Performing Gender – Dancing in your shoes was a three-year audience development project aimed at developing a bond between cultural professionals and their local communities in the field of dance and performing arts throughout a discussion on gender in the European dance system.


Each partner established or deepened the relationship with members of their local communities through a training artistic process, that led to a production approach. The challenge was to foreground marginalised voices and share new stories on gender, with relevance to new dance audiences.

The communities were the core of a co-design process, together with 16 dancemakers, 9 artistic directors, 8 audience developers, 11 project managers, 3 academic researchers and 1 artistic advisor.


Gestures, movements, voice and body were means by which the artists guided the community members to explore and reflect on gender issues.

One rooted dance maker per partner stimulated the local community throughout a year. The travelling dance makers contaminated the reflections carried out by the individual communities. After a residency in their own country, they made a co-design residency abroad, in fact a production participated by the community.


The context of dance and performing arts needs to unhinge the setting of current production and promotion systems, which is mainly vertical and stuck to patriarchal paradigms. 

Bologna University followed and study the experiences that were tested during the project, with the aim of  sharing a replicable working method that takes into account the new perspective of co-design and the audience development approach.

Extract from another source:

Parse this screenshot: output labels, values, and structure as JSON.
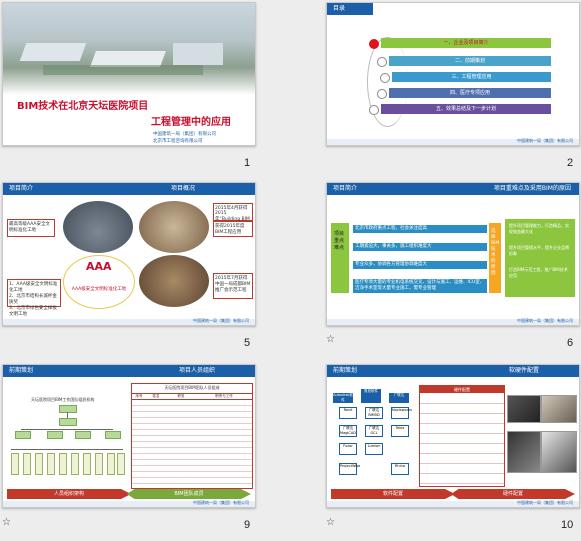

11 cultural organizations – dance festivals, LGBT+ association, universities, worldwide organizations, production centres – among 8 European countries – France, Hungary, Italy, Slovenia, Spain, Sweden, The Netherlands, United Kingdom – as project partners work externally with local communities but also internally on innovative organisational processes, that were shared with local bodies and other cultural organisations.